[It] clearly follows from our numerous decisions upholding prohibition legislation that the right to hold intoxicating liquors for personal use is not one of those fundamental privileges of a citizen of the United States which no State may abridge. A contrary view would be incompatible with the undoubted power to prevent manufacture, gift, sale, purchase or transportation of such articles-the only feasible ways of getting them. An assured right of possession would necessarily imply some adequate method to obtain not subject to destruction at the will of the State.
People, of course, continued to drink, despite millions of dollars in state and federal compliance efforts. And federal revenues fell, because the government was no longer collecting liquor taxes. In fact, prior to implementing the income tax in 1913, about a third of the federal treasury came from liquor taxes. But by 1920, the income tax funded about two-thirds of federal revenue.
However, starting in 1930, the Great Depression put a serious crimp in the federal budget. From 1930 to 1931, income tax revenue dropped 15 percent. In 1932, income tax revenue was a little more than half the 1930 level. And by 1933, income tax revenue was only 40 percent of the 1930 receipts.
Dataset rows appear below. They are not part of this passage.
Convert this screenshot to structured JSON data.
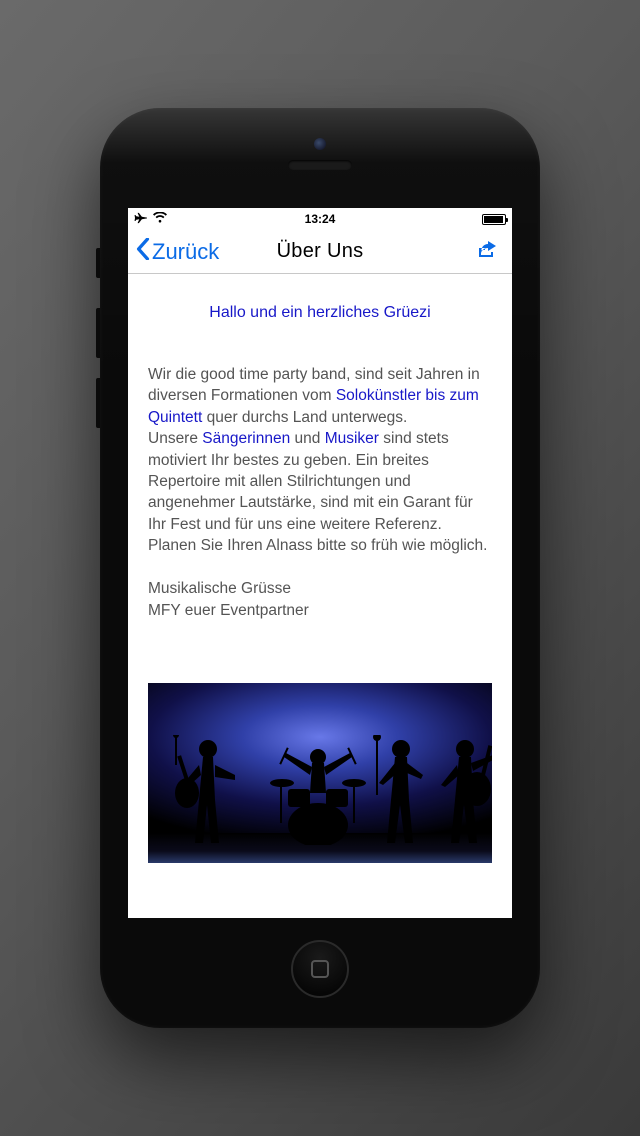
{
  "status": {
    "time": "13:24"
  },
  "nav": {
    "back": "Zurück",
    "title": "Über Uns"
  },
  "greeting": "Hallo und ein herzliches Grüezi",
  "body": {
    "p1a": "Wir die good time party band, sind seit Jahren in diversen Formationen vom ",
    "link1": "Solokünstler bis zum Quintett",
    "p1b": " quer durchs Land unterwegs.",
    "p2a": "Unsere ",
    "link2": "Sängerinnen",
    "p2b": " und ",
    "link3": "Musiker",
    "p2c": " sind stets motiviert Ihr bestes zu geben. Ein breites Repertoire mit allen Stilrichtungen und angenehmer Lautstärke, sind mit ein Garant für Ihr Fest und für uns eine weitere Referenz.",
    "p3": "Planen Sie Ihren Alnass bitte so früh wie möglich.",
    "sig1": "Musikalische Grüsse",
    "sig2": "MFY euer Eventpartner"
  }
}
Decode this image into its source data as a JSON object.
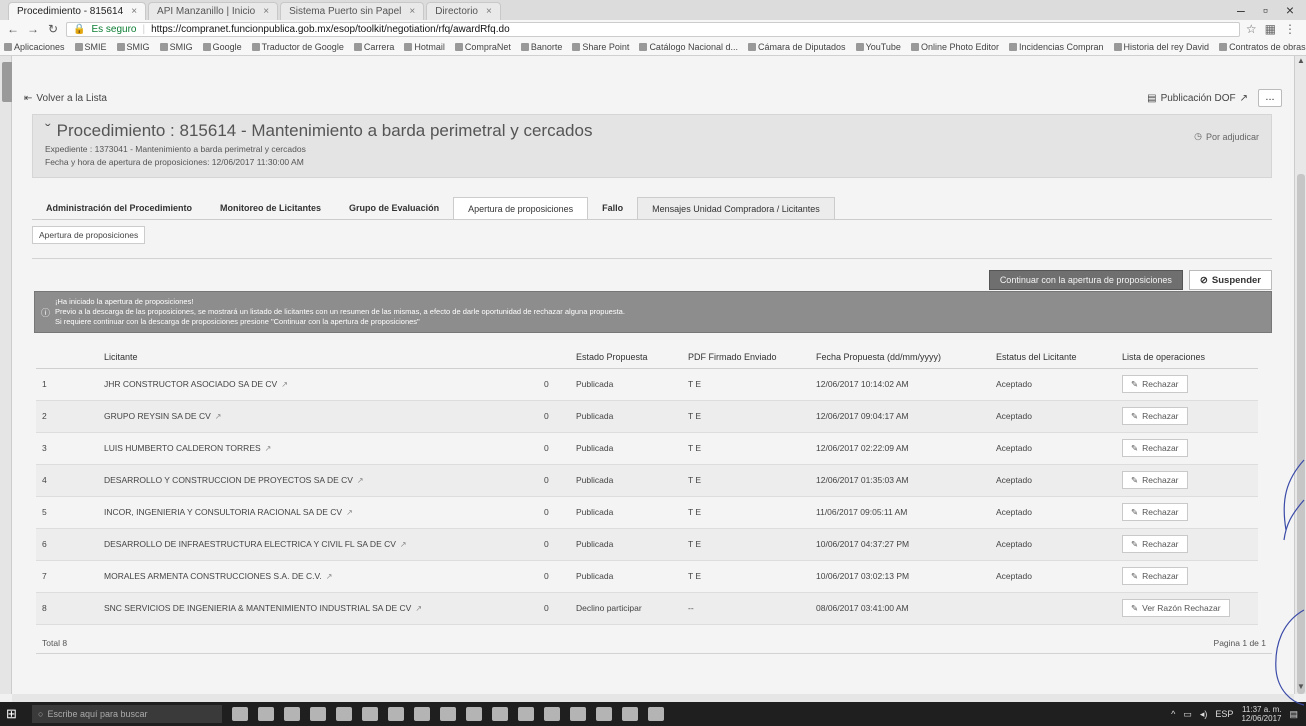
{
  "browser": {
    "tabs": [
      {
        "label": "Procedimiento - 815614",
        "active": true
      },
      {
        "label": "API Manzanillo | Inicio",
        "active": false
      },
      {
        "label": "Sistema Puerto sin Papel",
        "active": false
      },
      {
        "label": "Directorio",
        "active": false
      }
    ],
    "url_secure": "Es seguro",
    "url": "https://compranet.funcionpublica.gob.mx/esop/toolkit/negotiation/rfq/awardRfq.do",
    "bookmarks": [
      "Aplicaciones",
      "SMIE",
      "SMIG",
      "SMIG",
      "Google",
      "Traductor de Google",
      "Carrera",
      "Hotmail",
      "CompraNet",
      "Banorte",
      "Share Point",
      "Catálogo Nacional d...",
      "Cámara de Diputados",
      "YouTube",
      "Online Photo Editor",
      "Incidencias Compran",
      "Historia del rey David",
      "Contratos de obras p..."
    ]
  },
  "page": {
    "back_label": "Volver a la Lista",
    "pub_dof": "Publicación DOF",
    "more": "...",
    "title": "Procedimiento : 815614 - Mantenimiento a barda perimetral y cercados",
    "expediente": "Expediente : 1373041  - Mantenimiento a barda perimetral y cercados",
    "fecha_apertura": "Fecha y hora de apertura de proposiciones: 12/06/2017 11:30:00 AM",
    "status": "Por adjudicar",
    "tabs": [
      "Administración del Procedimiento",
      "Monitoreo de Licitantes",
      "Grupo de Evaluación",
      "Apertura de proposiciones",
      "Fallo",
      "Mensajes Unidad Compradora / Licitantes"
    ],
    "subtab": "Apertura de proposiciones",
    "btn_continue": "Continuar con la apertura de proposiciones",
    "btn_suspend": "Suspender",
    "alert_lines": [
      "¡Ha iniciado la apertura de proposiciones!",
      "Previo a la descarga de las proposiciones, se mostrará un listado de licitantes con un resumen de las mismas, a efecto de darle oportunidad de rechazar alguna propuesta.",
      "Si requiere continuar con la descarga de proposiciones presione \"Continuar con la apertura de proposiciones\""
    ],
    "table": {
      "headers": [
        "",
        "Licitante",
        "",
        "Estado Propuesta",
        "PDF Firmado Enviado",
        "Fecha Propuesta (dd/mm/yyyy)",
        "Estatus del Licitante",
        "Lista de operaciones"
      ],
      "rows": [
        {
          "n": "1",
          "name": "JHR CONSTRUCTOR ASOCIADO SA DE CV",
          "c": "0",
          "estado": "Publicada",
          "pdf": "T E",
          "fecha": "12/06/2017 10:14:02 AM",
          "estatus": "Aceptado",
          "op": "Rechazar"
        },
        {
          "n": "2",
          "name": "GRUPO REYSIN SA DE CV",
          "c": "0",
          "estado": "Publicada",
          "pdf": "T E",
          "fecha": "12/06/2017 09:04:17 AM",
          "estatus": "Aceptado",
          "op": "Rechazar"
        },
        {
          "n": "3",
          "name": "LUIS HUMBERTO CALDERON TORRES",
          "c": "0",
          "estado": "Publicada",
          "pdf": "T E",
          "fecha": "12/06/2017 02:22:09 AM",
          "estatus": "Aceptado",
          "op": "Rechazar"
        },
        {
          "n": "4",
          "name": "DESARROLLO Y CONSTRUCCION DE PROYECTOS SA DE CV",
          "c": "0",
          "estado": "Publicada",
          "pdf": "T E",
          "fecha": "12/06/2017 01:35:03 AM",
          "estatus": "Aceptado",
          "op": "Rechazar"
        },
        {
          "n": "5",
          "name": "INCOR, INGENIERIA Y CONSULTORIA RACIONAL SA DE CV",
          "c": "0",
          "estado": "Publicada",
          "pdf": "T E",
          "fecha": "11/06/2017 09:05:11 AM",
          "estatus": "Aceptado",
          "op": "Rechazar"
        },
        {
          "n": "6",
          "name": "DESARROLLO DE INFRAESTRUCTURA ELECTRICA Y CIVIL FL SA DE CV",
          "c": "0",
          "estado": "Publicada",
          "pdf": "T E",
          "fecha": "10/06/2017 04:37:27 PM",
          "estatus": "Aceptado",
          "op": "Rechazar"
        },
        {
          "n": "7",
          "name": "MORALES ARMENTA CONSTRUCCIONES S.A. DE C.V.",
          "c": "0",
          "estado": "Publicada",
          "pdf": "T E",
          "fecha": "10/06/2017 03:02:13 PM",
          "estatus": "Aceptado",
          "op": "Rechazar"
        },
        {
          "n": "8",
          "name": "SNC SERVICIOS DE INGENIERIA & MANTENIMIENTO INDUSTRIAL SA DE CV",
          "c": "0",
          "estado": "Declino participar",
          "pdf": "--",
          "fecha": "08/06/2017 03:41:00 AM",
          "estatus": "",
          "op": "Ver Razón Rechazar"
        }
      ]
    },
    "total": "Total 8",
    "pagination": "Pagina 1 de 1"
  },
  "taskbar": {
    "search_placeholder": "Escribe aquí para buscar",
    "lang": "ESP",
    "time": "11:37 a. m.",
    "date": "12/06/2017"
  }
}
The year 1932 was a presidential election year, and prohibition was on the ballot, so to speak.
- The Prohibition Party opposed any repeal of the 18th Amendment.
- Conversely, the Democratic Party included a provision to repeal the 18th Amendment in its party platform.
- The Republican Party platform of 1932 was wishy-washy, but it opposed repeal ("for the American nation never in its history has gone backward") while suggesting a replacement that would delegate prohibitory power to the states (as this was the state of the union before the 18th Amendment, it's difficult to see why this isn't a repeal).
Some artifacts of that era include Blue Laws, dry counties, and limitations on the sale and shipping of wine from state-to-state.
- Bonnie, R.J and Whitebread, II, C.H. (1970.) The Forbidden Fruit and the Tree of Knowledge: An Inquiry into the Legal History of American Marijuana Prohibition. Virginia Law Review (56:6). Accessed 3 October 2007 via http://www.druglibrary.org/schaffer/LIBRARY/studies/vlr/vlrtoc.htm.
- Boudreaux, D. (2007, July 31.) The Politics of Prohibition. Reason Magazine. Accessed 3 October 2007 via http://www.reason.com/news/show/121674.html.
- Democratic Party Platform of 1932. Accessed 3 October 2007 via http://www.presidency.ucsb.edu/showplatforms.php?platindex=D1932.
- Prohibition Party Platform of 1932. Accessed 3 October 2007 via http://www.prohibitionists.org/Background/Party_Platform/Platform1932.htm.
- Republican Party Platform of 1932. Accessed 3 October 2007 via http://www.presidency.ucsb.edu/ws/index.php?pid=29638.
- Thirty Years of America's Drug War. PBS/Frontline. Accessed 3 October 2007 via http://www.pbs.org/wgbh/pages/frontline/shows/drugs/cron/.